Everyone on left or right cites George Orwell when they believe they are being deceived by “authority”. This blog, though, is written to those conservatives who believe that Orwell was an un-ambivalent opponent of statist controls. He was not. He never deviated from his anti-capitalist, populist ways.
Here are some shocking details from Orwell’s wartime essays, reviews, and letters. I consulted them because I wanted to find out if Animal Farm and Nineteen-Eighty-Four were roughly the same book, both directed solely (or largely) at the Soviet Union’s assaults on telling the truth. I read all of the volumes available to me, and was impressed that he admitted to errors of prediction. But the list that follows is about consistent views. I continue to wonder if Orwell identified both with Winston Smith (the victim) and O’Brien (the sadistic persecutor). (On a prior blog quoting Orwell’s pity for the Promethean Hitler of Mein Kampf, see http://clarespark.com/2014/12/27/some-irregular-thoughts-on-george-orwell/; also http://clarespark.com/2012/09/28/bibi-and-the-human-nature-debate/.)
1. Orwell admires the reactionary writers of his period: T. S. Eliot, Ezra Pound, W. B. Yeats, Wyndham Lewis, Evelyn Waugh, James Joyce, in spite of their awful or neutral politics. I.e., he as much as admits to being an aesthete.
2. A self-described “Socialist” and anti-imperialist throughout the essays, he rails at the lack of artistic freedom in the fascist, “totalitarian” regimes of his time. He wants both “Socialism” and total intellectual freedom. When he uses the word “totalitarian” he refers to the lying mass media, especially journalists who perpetuate lies about the Spanish Civil War, the subject of his favorite book-child, Homage to Catalonia. He describes POUM (the faction he joined) as Trotskyist. This raises the question of why he objects to Emmanuel Goldstein, the character with both a Christian and “Jewish” name, and understood to represent Leon Trotsky, a Bolshevik with Jewish descent.
3. Though in one essay he detaches himself from the notion of “national character”, earlier he describes the “English” as “Christian”, though their allegiance to that religion is unserious. Now comes the most illuminating point: because the “English” are only superficially Christian, lacking the rejection of worldliness in the Catholicism of Chesterton and Belloc (whom he otherwise rejects as bigots), the English no longer believe in immortality. Thus, devoid of heaven and hell, they are prey to the “materialism” he associates with the Soviet Union and its lying, seductive ways. Hence, the English lack the knowledge of the distinction between “good and evil”. Thus bereft, there is no incentive but the search for power. (Enter O’Brien’s speech to Winston Smith, quoted here: http://clarespark.com/2012/10/15/orwell-power-and-the-totalitarian-state/.)

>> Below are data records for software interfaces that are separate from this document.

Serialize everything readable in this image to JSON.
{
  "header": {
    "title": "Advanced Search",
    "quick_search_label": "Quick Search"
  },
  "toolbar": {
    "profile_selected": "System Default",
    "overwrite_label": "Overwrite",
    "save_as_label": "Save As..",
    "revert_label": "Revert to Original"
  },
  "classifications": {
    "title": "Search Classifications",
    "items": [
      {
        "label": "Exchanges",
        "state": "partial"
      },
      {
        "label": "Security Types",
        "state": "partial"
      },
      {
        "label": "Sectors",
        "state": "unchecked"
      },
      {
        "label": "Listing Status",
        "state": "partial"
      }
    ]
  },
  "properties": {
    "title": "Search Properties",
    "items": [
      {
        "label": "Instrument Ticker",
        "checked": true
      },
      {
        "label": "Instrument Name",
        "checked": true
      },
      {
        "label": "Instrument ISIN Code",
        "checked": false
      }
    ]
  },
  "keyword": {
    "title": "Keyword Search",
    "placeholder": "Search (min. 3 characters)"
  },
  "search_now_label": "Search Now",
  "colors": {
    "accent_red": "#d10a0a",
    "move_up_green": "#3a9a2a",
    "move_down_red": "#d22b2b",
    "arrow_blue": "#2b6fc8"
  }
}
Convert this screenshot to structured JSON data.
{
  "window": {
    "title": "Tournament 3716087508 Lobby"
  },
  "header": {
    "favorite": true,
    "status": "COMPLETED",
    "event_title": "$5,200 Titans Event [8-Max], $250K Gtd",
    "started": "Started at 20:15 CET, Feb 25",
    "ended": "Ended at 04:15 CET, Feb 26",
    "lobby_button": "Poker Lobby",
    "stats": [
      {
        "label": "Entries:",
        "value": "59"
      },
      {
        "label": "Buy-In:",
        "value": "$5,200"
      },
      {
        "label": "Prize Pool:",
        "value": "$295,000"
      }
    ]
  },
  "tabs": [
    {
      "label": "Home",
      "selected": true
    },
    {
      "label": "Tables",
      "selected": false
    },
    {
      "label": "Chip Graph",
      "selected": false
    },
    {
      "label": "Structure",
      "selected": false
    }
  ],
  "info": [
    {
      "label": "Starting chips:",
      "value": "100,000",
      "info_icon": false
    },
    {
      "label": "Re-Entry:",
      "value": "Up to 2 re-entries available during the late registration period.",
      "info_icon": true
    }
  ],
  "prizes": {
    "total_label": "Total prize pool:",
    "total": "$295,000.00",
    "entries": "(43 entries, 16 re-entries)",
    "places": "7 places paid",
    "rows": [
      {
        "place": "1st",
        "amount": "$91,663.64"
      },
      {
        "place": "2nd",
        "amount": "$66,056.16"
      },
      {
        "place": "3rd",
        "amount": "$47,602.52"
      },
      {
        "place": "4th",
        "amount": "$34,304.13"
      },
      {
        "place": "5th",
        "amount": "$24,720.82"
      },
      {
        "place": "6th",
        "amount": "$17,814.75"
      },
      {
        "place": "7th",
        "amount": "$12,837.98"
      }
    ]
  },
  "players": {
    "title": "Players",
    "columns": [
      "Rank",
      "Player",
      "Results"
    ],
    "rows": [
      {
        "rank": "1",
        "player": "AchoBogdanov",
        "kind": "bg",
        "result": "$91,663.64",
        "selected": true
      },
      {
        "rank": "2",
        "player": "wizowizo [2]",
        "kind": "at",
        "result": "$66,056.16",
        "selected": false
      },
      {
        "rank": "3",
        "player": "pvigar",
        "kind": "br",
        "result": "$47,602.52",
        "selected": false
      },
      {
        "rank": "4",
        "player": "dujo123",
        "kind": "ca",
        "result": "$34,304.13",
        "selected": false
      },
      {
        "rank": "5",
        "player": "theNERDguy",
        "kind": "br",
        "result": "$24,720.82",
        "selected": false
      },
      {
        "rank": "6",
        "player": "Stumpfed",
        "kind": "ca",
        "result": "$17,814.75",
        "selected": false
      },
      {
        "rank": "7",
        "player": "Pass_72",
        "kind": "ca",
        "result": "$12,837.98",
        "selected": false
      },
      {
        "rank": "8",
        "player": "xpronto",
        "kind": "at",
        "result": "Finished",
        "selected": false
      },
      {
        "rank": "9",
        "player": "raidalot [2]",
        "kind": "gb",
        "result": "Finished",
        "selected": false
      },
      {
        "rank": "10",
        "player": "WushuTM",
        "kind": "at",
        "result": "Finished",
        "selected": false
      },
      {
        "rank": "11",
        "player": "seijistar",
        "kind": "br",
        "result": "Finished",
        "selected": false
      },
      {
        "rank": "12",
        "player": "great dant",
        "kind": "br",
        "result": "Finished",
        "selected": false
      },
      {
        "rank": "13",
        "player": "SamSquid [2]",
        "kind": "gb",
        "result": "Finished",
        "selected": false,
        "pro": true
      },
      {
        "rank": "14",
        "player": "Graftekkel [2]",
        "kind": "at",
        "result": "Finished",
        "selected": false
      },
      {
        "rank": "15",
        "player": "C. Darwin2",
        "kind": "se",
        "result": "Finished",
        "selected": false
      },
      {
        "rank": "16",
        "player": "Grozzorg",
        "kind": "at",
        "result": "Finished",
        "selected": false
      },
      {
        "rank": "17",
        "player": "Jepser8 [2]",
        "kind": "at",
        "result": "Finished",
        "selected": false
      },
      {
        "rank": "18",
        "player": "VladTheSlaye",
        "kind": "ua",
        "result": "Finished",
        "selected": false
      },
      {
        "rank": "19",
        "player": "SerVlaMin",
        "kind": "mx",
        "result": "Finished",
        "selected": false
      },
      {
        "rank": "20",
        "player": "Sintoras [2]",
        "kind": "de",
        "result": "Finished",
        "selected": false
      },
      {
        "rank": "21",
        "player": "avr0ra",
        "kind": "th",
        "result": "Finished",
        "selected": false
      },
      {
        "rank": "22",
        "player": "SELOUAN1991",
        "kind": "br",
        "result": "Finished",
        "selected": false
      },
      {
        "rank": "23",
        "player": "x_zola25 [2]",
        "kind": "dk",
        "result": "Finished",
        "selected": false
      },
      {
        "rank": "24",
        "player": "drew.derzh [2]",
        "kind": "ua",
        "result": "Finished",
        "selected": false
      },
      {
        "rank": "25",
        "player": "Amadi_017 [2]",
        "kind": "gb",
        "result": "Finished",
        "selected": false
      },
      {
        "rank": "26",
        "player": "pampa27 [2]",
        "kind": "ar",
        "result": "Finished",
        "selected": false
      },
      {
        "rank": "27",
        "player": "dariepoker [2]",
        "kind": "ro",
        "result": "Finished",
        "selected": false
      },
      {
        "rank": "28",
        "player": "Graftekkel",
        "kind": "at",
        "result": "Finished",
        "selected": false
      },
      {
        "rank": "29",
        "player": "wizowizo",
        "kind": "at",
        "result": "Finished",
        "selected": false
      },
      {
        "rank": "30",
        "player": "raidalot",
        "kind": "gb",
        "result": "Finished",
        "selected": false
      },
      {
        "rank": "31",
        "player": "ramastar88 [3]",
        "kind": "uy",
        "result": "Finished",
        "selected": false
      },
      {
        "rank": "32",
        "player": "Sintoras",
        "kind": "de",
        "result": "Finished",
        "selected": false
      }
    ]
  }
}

4. I have suspected previously that Orwell’s attachment to the working class was mostly sentimental, as either compensation or reparations for his military family or his early work for the British Empire in India, before he took up the cudgels for “the colored peoples” of the world.
5. His stated admiration for Arthur Koestler’s Darkness at Noon, particularly the relations between two characters, Rubashov and Gletkin, corresponding to Smith and O’Brien (?), suggest deep influence in the composition of his last book. (There are numerous internet essays on the similarities between the two books: here is one of many examples: http://www.ehistorybuff.com/koestlerdarknessatnoon08.html.)
Conclusion: In his rejection of materialism, Orwell reminds me of the social democratic inheritance passed on by Disraeli (whom he abhors as an imperialist). But his horror at the mendacious new mass media suggests the line of the counter-Enlightenment Frankfurt Institute refugees, whose critical theory dominates the teaching of the humanities today. Because Orwell is not enthused about the victorious but only weakly socialistic British Labour Party, though he does hate the money power (i.e. the British aristocracy that he longs to expropriate), Orwell should be viewed as a disgruntled artist and populist, neither conservative nor left-wing in any sense. At most, he was probably an organic conservative, hoping for mystical Goldstein-free social bonds and sacrifice to restore order to a permanently warring world.
As George L. Mosse once observed, populism stands outside politics. As a closet peacenik writing in the 1940s, a dystopia was his only alternative.